The grand duchy has exceeded the UN’s 0.7% aid target. Other countries like the UK, however, are reducing their efforts. Is this a commitment that you see could be maintained despite the toll of the pandemic?

Absolutely. I think that’s a commitment that will be maintained. It’s quite clearly set in the coalition agreement, and we have also maintained it in 2021, despite, of course, a difficult financial environment. In 2020, the ODA decreased a little bit because mechanically, 1% of [GNI] was less than foreseen, due to the crisis, so we went down a little bit in 2020. In 2021, we went up again. But the 1% of GNI is not under discussion--and has never been under discussion--so I think that’s quite a strong commitment that Luxembourg has, and it is also one for which we are highly respected, because, as you said, you see countries like the UK or others who really use this as a kind of buffer, probably also in the aftermath of Brexit, to save money, which I think is the wrong signal. Anyway, I think we are really very strongly committed to that level of ODA.

Could you tell us what you’re most looking forward to with the world expo--not only in Dubai in light of your upcoming visits, but also with an eye ahead to the next world expo in Osaka, Japan, in 2025?

First, I’m looking forward to being [in Dubai] in October. It’s hopefully less hot than now, or when we visited in June, which was excruciatingly hot already--mid-40s… So I hope it will be a little bit cooler when we are there during the expo season.

I think I will visit on three or four occasions--the first time in October, that will be the very first visit of a government official for this space summit, and again there are two or three more visits scheduled. Dubai will be hopefully the first big global gathering again of the international community, of course also the business community, so it will be an opportunity to meet with people, to exchange, to find new opportunities.

It’s also going to be obviously a very important rendez-vous in our external trade efforts to position our companies, but also to see what new markets we can access with our companies. On my first visit, I had very good discussions with the Emirati government authorities, which are very open to collaborations with Luxembourg, in a whole range of different fields from circular economy to clean energy, to renewable energies, to space.

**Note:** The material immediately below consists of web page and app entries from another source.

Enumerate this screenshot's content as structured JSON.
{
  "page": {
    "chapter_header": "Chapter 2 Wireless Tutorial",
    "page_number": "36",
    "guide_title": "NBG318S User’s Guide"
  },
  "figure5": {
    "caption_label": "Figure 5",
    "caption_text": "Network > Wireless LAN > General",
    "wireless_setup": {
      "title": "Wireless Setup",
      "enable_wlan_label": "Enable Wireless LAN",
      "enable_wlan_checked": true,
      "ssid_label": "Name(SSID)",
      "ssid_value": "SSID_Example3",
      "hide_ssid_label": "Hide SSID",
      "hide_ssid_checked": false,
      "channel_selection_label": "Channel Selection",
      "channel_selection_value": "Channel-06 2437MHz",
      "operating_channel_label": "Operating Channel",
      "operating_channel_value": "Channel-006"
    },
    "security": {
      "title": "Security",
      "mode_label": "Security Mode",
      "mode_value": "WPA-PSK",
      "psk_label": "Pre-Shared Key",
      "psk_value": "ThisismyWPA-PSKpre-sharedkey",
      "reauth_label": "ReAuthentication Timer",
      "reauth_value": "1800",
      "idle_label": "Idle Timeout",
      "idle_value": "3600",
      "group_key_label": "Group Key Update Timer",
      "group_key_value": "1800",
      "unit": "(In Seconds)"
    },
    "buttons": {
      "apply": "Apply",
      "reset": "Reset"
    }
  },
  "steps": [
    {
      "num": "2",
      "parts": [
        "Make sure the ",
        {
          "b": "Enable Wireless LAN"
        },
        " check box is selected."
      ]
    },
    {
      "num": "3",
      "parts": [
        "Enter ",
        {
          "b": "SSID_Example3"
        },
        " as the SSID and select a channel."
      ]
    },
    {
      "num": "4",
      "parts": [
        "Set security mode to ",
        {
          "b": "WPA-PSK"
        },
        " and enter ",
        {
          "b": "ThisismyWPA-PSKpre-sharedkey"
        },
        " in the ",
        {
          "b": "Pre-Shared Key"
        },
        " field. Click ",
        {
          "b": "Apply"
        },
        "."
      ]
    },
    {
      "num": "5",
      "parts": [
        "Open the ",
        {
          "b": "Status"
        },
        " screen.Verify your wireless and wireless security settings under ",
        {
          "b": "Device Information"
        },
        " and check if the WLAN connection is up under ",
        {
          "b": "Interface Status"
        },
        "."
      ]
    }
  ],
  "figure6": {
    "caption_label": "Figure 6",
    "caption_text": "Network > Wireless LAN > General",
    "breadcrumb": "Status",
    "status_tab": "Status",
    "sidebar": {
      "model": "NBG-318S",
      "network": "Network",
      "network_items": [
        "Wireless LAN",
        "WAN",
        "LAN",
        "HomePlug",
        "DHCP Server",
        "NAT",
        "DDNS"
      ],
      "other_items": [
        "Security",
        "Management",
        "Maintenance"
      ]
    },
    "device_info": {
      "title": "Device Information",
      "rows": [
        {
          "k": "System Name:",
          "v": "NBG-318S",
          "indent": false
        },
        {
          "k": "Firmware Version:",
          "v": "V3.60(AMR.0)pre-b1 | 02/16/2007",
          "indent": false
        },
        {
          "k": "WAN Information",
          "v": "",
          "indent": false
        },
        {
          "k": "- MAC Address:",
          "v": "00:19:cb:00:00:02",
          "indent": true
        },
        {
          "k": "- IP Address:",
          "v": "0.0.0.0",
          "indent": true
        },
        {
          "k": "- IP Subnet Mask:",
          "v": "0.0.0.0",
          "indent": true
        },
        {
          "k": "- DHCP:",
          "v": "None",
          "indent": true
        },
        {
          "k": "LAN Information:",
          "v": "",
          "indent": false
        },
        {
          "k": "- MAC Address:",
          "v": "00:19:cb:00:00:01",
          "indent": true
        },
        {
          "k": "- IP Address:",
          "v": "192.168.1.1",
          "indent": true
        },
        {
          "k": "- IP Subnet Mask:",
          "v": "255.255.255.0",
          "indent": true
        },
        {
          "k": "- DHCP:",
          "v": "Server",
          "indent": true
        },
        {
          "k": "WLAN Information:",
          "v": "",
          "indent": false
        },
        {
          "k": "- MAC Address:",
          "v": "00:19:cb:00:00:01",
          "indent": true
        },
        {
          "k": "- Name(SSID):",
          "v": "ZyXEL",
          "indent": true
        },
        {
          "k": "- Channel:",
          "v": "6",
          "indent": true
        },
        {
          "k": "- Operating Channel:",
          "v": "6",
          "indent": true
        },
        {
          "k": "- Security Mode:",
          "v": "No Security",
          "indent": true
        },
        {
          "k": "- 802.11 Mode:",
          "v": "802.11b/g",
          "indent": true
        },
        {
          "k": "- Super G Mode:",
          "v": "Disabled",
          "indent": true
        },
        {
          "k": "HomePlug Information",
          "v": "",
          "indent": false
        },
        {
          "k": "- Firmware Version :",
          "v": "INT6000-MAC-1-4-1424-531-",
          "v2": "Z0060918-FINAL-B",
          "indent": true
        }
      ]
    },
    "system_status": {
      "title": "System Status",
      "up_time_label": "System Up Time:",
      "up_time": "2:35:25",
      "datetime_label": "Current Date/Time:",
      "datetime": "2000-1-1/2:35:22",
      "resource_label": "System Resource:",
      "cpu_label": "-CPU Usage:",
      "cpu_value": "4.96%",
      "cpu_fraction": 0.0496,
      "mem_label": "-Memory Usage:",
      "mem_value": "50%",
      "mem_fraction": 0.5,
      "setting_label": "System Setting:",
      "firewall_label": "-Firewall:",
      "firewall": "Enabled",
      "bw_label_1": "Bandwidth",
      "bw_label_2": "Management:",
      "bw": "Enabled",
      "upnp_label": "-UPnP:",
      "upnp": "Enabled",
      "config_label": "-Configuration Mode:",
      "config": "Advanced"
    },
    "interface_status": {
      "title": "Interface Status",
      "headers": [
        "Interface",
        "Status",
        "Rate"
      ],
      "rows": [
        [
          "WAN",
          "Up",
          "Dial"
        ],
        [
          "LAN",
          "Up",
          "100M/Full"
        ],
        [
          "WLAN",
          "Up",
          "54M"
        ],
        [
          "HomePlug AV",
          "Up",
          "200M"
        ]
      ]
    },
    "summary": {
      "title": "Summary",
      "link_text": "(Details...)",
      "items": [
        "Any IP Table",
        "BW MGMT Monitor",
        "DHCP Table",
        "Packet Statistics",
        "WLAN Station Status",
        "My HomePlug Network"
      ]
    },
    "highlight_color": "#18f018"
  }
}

Digitisation is, of course, also something that they are working on a lot, so that’s going to be a big potential. It’s something that is very well prepared by the Expo team, but also by our embassy and our LTIO on the ground… It’s the fullest, I think, schedule of any expo we had so far, so there are a record number of events that are already organised and planned.

Looking a bit further to Osaka, where we have declared that we would participate, this will also be a project that I’m very excited about because I really want to use this as a showcase of what we can do to make our economy more sustainable. The theme of Osaka is designing future societies and, for me, it’s obvious that future societies will be decarbonised [and] more environmentally friendly, and that our economic systems must also adapt to this new reality. So, the idea in Osaka is really to build a pavilion which is self-built, on a middle-sized plot, which will be fully circular. We already have a very good collaboration with Bâtiments Publics [the Public Building Administration], who are going to help us in building this pavilion, to make sure that right from the start, it’s designed so that we know what is going to happen with it at the end of the Expo, how we can reuse it and recycle it. So, it’s really going to be, I think, the very first building--and Dubai also has elements of circularity--where we really design it in this closed cycle of the circular economy. And I think that, in itself, it will be a very powerful statement on where Luxembourg is going with the future of its economic development.

This article was originally published in the October 2021 Delano International supplement